After all that hard work, it was time for lunch. The kids ate together at round tables together, while the adults sat in smaller groups at high tables. We had five wines from the bodega, paired with tapas – the first was Castillo de Andrade, a blanco joven afrutado seco (young fruity dry white wine) made from the native zulema grape, paired with mackerel and red pepper on little toasts. This had a light, fresh, green taste, and had kept the early natural smell of the grape juice we tasted from the fermenting vats at the start of the day. Next was Murallas de Niebla, a blanco joven afrutado semidulce – semi-sweet, made from zulema and moscatel grapes, more golden in colour than the first, and with a subtler taste. This was accompanied by some delicious goat’s cheese from Doñana, with oregano and fruit jam; my companions on the table and I favoured the cheese over the wine.
The third was a fino condado palido, Palmarejo, made using crianza biologica, a natural aging process. I passed on the chacinas (cured meats), to the delight of my table-mates. This was a fino made from palomino grapes, but very different to the sherries from Jerez itself, although using the same process with a layer of flor. It had a cleaner, softer, fruitier and less complex taste, with a golden colour. After that was a Shiraz tinto roble, Soy del Sur, with 18 months of crianza, not to my personal taste. I had hake with clams and prawns while the others had pork loin with a red wine reduction. Finally, Doceañero dulce zalema pasas, a sweet wine made from zalema, PX and palomino grapes, which smelled of raisins, with delicious sugary pastries, including honey and almond biscuits called abuelitos.
After lunch, it was time to learn a skill of the wine world – the venenciador. This is a person who serves wine straight from the barrel, using a long bendy stick with a scoop at one end, which they dip into the barrel using one hand, and then pour the liquid into a glass (held in the other hand) from a height, without spilling a drop. It is designed to allow air into the wine. This skill is all about balance and aim – steady hands are a requisite.
With mixed success, we tried to fill glasses with water, scooped from buckets on the floor, while the children designed wine bottle labels for a competition. My daughter was thrilled to win, and the judge was a designer whom I had heard speak at the food show, Andalucia Sabor, where I saw Sentire mentioned – a neat symmetry. The prize was of an alcoholic nature, unsurprisingly – a bottle of the PX we had at breakfast – but this did nothing to dampen Lola’s pleasure.

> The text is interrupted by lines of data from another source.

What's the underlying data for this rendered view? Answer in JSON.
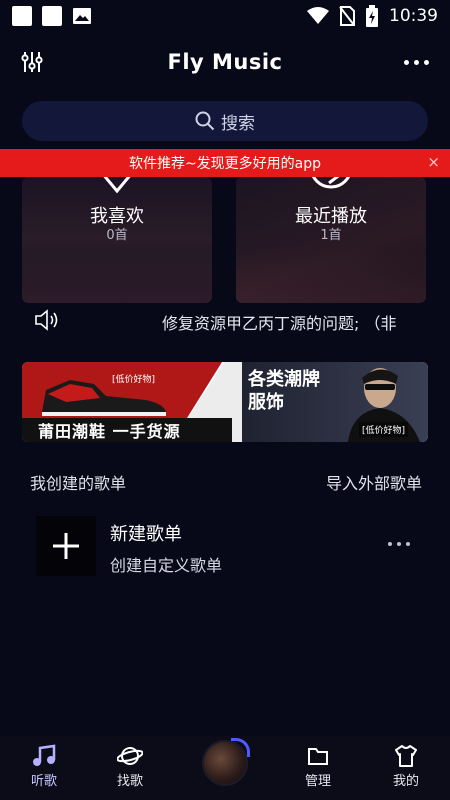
{
  "status_bar": {
    "time": "10:39"
  },
  "header": {
    "title": "Fly Music"
  },
  "search": {
    "placeholder": "搜索"
  },
  "promo_banner": {
    "text": "软件推荐~发现更多好用的app",
    "close": "×"
  },
  "cards": [
    {
      "title": "我喜欢",
      "count": "0首"
    },
    {
      "title": "最近播放",
      "count": "1首"
    }
  ],
  "notice": {
    "text": "修复资源甲乙丙丁源的问题; （非"
  },
  "ad": {
    "tag_left": "[低价好物]",
    "bottom_left": "莆田潮鞋  一手货源",
    "headline_line1": "各类潮牌",
    "headline_line2": "服饰",
    "tag_right": "[低价好物]"
  },
  "sections": {
    "my_playlists": "我创建的歌单",
    "import": "导入外部歌单"
  },
  "playlist": {
    "name": "新建歌单",
    "subtitle": "创建自定义歌单"
  },
  "bottom_nav": [
    {
      "label": "听歌",
      "icon": "music-note-icon",
      "active": true
    },
    {
      "label": "找歌",
      "icon": "planet-icon",
      "active": false
    },
    {
      "label": "管理",
      "icon": "folder-icon",
      "active": false
    },
    {
      "label": "我的",
      "icon": "tshirt-icon",
      "active": false
    }
  ],
  "colors": {
    "background": "#070818",
    "accent": "#4d5cff",
    "banner_red": "#e51b1b"
  }
}
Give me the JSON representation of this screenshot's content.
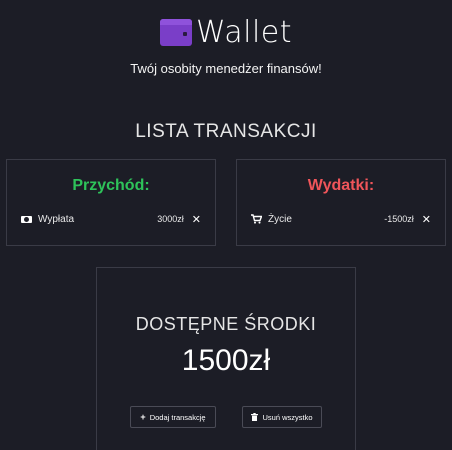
{
  "header": {
    "app_name": "Wallet",
    "subtitle": "Twój osobity menedżer finansów!",
    "logo_icon": "wallet-icon"
  },
  "transactions": {
    "title": "LISTA TRANSAKCJI",
    "income": {
      "heading": "Przychód:",
      "color": "#2ec35a",
      "items": [
        {
          "icon": "money-icon",
          "label": "Wypłata",
          "amount": "3000zł",
          "remove_icon": "close-icon"
        }
      ]
    },
    "expenses": {
      "heading": "Wydatki:",
      "color": "#f0555a",
      "items": [
        {
          "icon": "cart-icon",
          "label": "Życie",
          "amount": "-1500zł",
          "remove_icon": "close-icon"
        }
      ]
    }
  },
  "balance": {
    "label": "DOSTĘPNE ŚRODKI",
    "value": "1500zł",
    "add_button": "Dodaj transakcję",
    "clear_button": "Usuń wszystko"
  },
  "colors": {
    "background": "#1c1d26",
    "accent": "#7a3ec8"
  }
}
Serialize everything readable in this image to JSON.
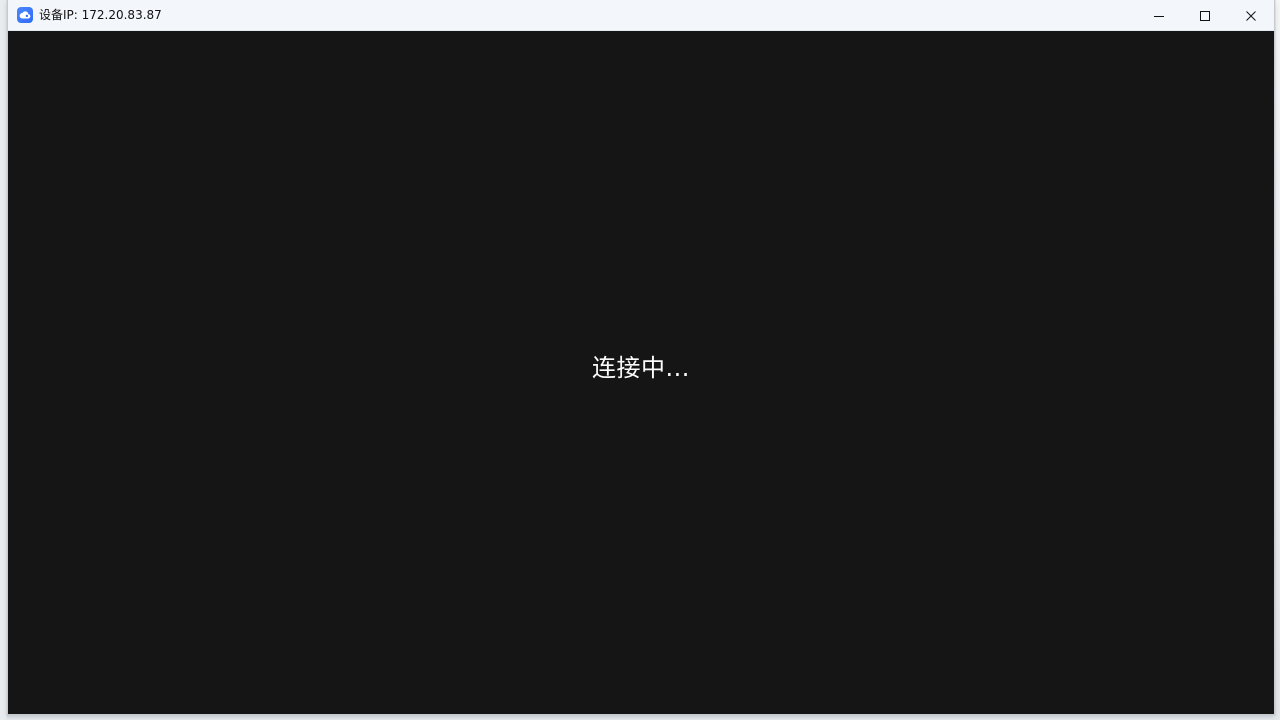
{
  "window": {
    "title": "设备IP: 172.20.83.87"
  },
  "titlebar": {
    "app_icon": "cloud-app-icon",
    "controls": {
      "minimize_icon": "minimize-icon",
      "maximize_icon": "maximize-icon",
      "close_icon": "close-icon"
    }
  },
  "main": {
    "status_text": "连接中..."
  },
  "colors": {
    "titlebar_bg": "#f3f6fb",
    "content_bg": "#151515",
    "accent": "#3b7bff"
  }
}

It was a day out which had it all – time out in the countryside, learning about traditions, getting hands-(and feet-)on, great food, new wines, creative challenges. Victor did an excellent job of keeping everyone together, informed, entertained, and introducing us to the Condado de Huelva and the Ruta del Vino.